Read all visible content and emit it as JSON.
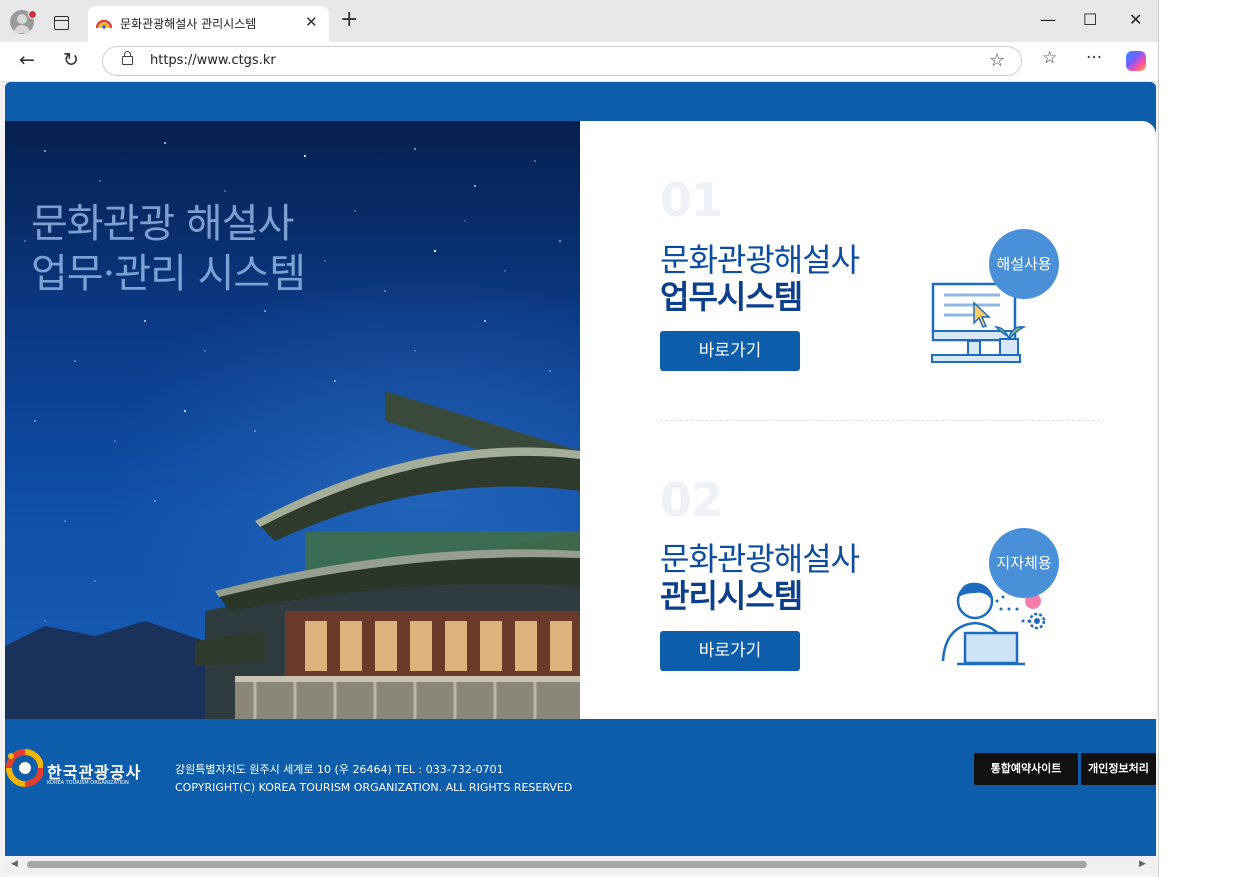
{
  "browser": {
    "tab_title": "문화관광해설사 관리시스템",
    "tab_close": "✕",
    "new_tab": "+",
    "url": "https://www.ctgs.kr",
    "minimize": "—",
    "maximize": "☐",
    "close": "✕",
    "back": "←",
    "reload": "↻",
    "favorite_star": "☆",
    "favorites": "☆",
    "more": "···"
  },
  "hero": {
    "line1": "문화관광 해설사",
    "line2": "업무·관리 시스템"
  },
  "systems": [
    {
      "number": "01",
      "title": "문화관광해설사",
      "subtitle": "업무시스템",
      "button": "바로가기",
      "bubble": "해설사용",
      "icon": "computer-monitor-icon"
    },
    {
      "number": "02",
      "title": "문화관광해설사",
      "subtitle": "관리시스템",
      "button": "바로가기",
      "bubble": "지자체용",
      "icon": "person-laptop-icon"
    }
  ],
  "footer": {
    "logo_name": "한국관광공사",
    "logo_sub": "KOREA TOURISM ORGANIZATION",
    "address": "강원특별자치도 원주시 세계로 10 (우 26464) TEL : 033-732-0701",
    "copyright": "COPYRIGHT(C) KOREA TOURISM ORGANIZATION. ALL RIGHTS RESERVED",
    "btn_reservation": "통합예약사이트",
    "btn_privacy": "개인정보처리"
  },
  "colors": {
    "brand_blue": "#0d5dab",
    "bubble_blue": "#4a90d9",
    "title_blue": "#0c4da2"
  }
}
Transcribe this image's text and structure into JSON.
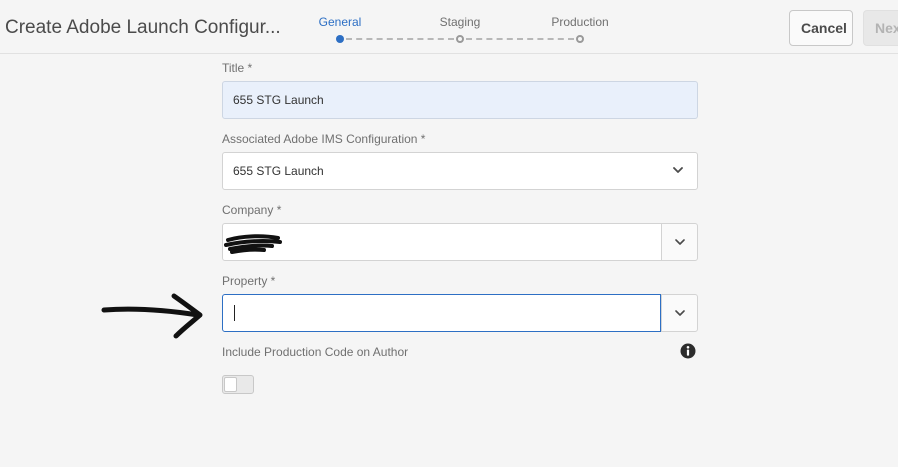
{
  "header": {
    "title": "Create Adobe Launch Configur...",
    "steps": [
      {
        "label": "General",
        "state": "active"
      },
      {
        "label": "Staging",
        "state": "pending"
      },
      {
        "label": "Production",
        "state": "pending"
      }
    ],
    "cancel_label": "Cancel",
    "next_label": "Next"
  },
  "form": {
    "title_label": "Title *",
    "title_value": "655 STG Launch",
    "ims_label": "Associated Adobe IMS Configuration *",
    "ims_value": "655 STG Launch",
    "company_label": "Company *",
    "property_label": "Property *",
    "include_label": "Include Production Code on Author",
    "include_toggle": false
  },
  "icons": {
    "ims_dropdown": "chevron-down-icon",
    "company_dropdown": "chevron-down-icon",
    "property_dropdown": "chevron-down-icon",
    "info": "info-icon"
  },
  "colors": {
    "accent": "#2d6fc4",
    "filled_field": "#e9f0fb",
    "background": "#f5f5f5"
  }
}
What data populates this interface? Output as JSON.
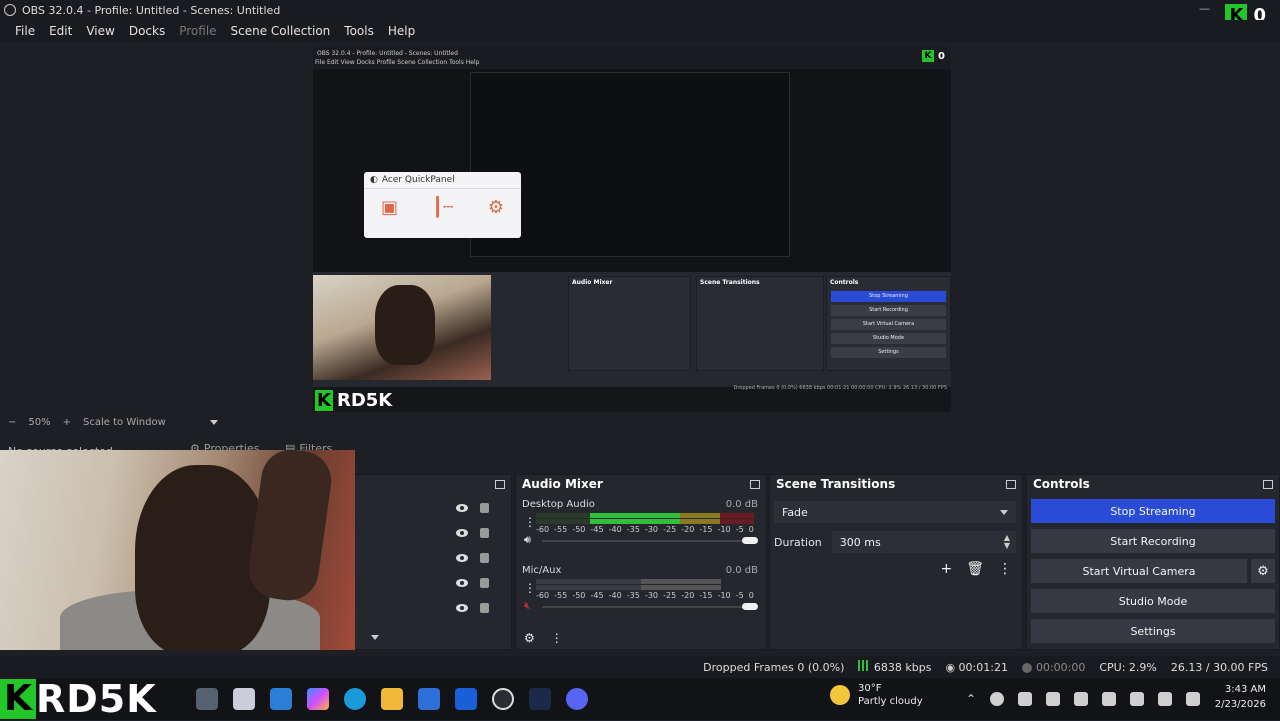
{
  "window": {
    "title": "OBS 32.0.4 - Profile: Untitled - Scenes: Untitled",
    "kbadge_letter": "K",
    "kbadge_count": "0"
  },
  "menu": [
    "File",
    "Edit",
    "View",
    "Docks",
    "Profile",
    "Scene Collection",
    "Tools",
    "Help"
  ],
  "preview": {
    "nested_title": "OBS 32.0.4 - Profile: Untitled - Scenes: Untitled",
    "nested_menu": "File   Edit   View   Docks   Profile   Scene Collection   Tools   Help",
    "acer_title": "Acer QuickPanel",
    "nested_brand": "RD5K",
    "nested_status": "Dropped Frames 0 (0.0%)   6838 kbps   00:01:21   00:00:00   CPU: 2.9%   26.13 / 30.00 FPS",
    "nested_panels": {
      "mixer_title": "Audio Mixer",
      "transitions_title": "Scene Transitions",
      "controls_title": "Controls",
      "buttons": [
        "Stop Streaming",
        "Start Recording",
        "Start Virtual Camera",
        "Studio Mode",
        "Settings"
      ]
    }
  },
  "zoom": {
    "minus": "−",
    "value": "50%",
    "plus": "+",
    "mode": "Scale to Window"
  },
  "source_bar": {
    "status": "No source selected",
    "properties": "Properties",
    "filters": "Filters"
  },
  "audio_mixer": {
    "title": "Audio Mixer",
    "tracks": [
      {
        "name": "Desktop Audio",
        "db": "0.0 dB",
        "muted": false
      },
      {
        "name": "Mic/Aux",
        "db": "0.0 dB",
        "muted": true
      }
    ],
    "scale": [
      "-60",
      "-55",
      "-50",
      "-45",
      "-40",
      "-35",
      "-30",
      "-25",
      "-20",
      "-15",
      "-10",
      "-5",
      "0"
    ]
  },
  "scene_transitions": {
    "title": "Scene Transitions",
    "transition": "Fade",
    "duration_label": "Duration",
    "duration_value": "300 ms"
  },
  "controls": {
    "title": "Controls",
    "stop_streaming": "Stop Streaming",
    "start_recording": "Start Recording",
    "start_virtual_camera": "Start Virtual Camera",
    "studio_mode": "Studio Mode",
    "settings": "Settings"
  },
  "status": {
    "dropped_frames": "Dropped Frames 0 (0.0%)",
    "bitrate": "6838 kbps",
    "stream_time": "00:01:21",
    "record_time": "00:00:00",
    "cpu": "CPU: 2.9%",
    "fps": "26.13 / 30.00 FPS"
  },
  "taskbar": {
    "brand_letter": "K",
    "brand_text": "RD5K",
    "weather_temp": "30°F",
    "weather_desc": "Partly cloudy",
    "time": "3:43 AM",
    "date": "2/23/2026"
  },
  "colors": {
    "accent_blue": "#2a4bd6",
    "brand_green": "#22c52a",
    "meter_green": "#2fbf3a",
    "meter_yellow": "#c9a227",
    "meter_red": "#b3222c"
  }
}
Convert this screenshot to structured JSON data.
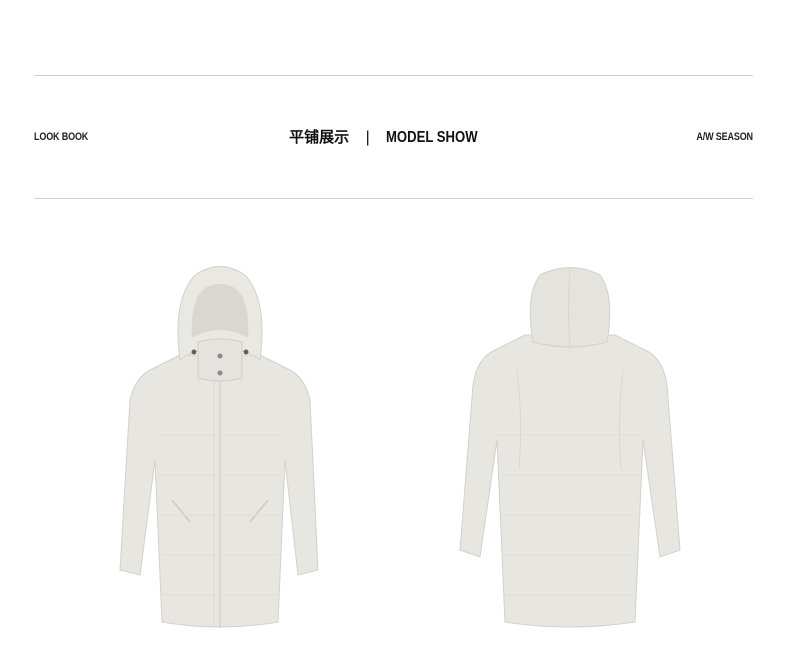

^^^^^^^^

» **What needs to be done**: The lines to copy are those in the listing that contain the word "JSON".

» **Problem solution**:
Read all visible content and emit it as JSON.
Transcribe this image's text and structure into JSON.
What data populates this interface? Output as JSON.
Convert this screenshot to structured JSON data.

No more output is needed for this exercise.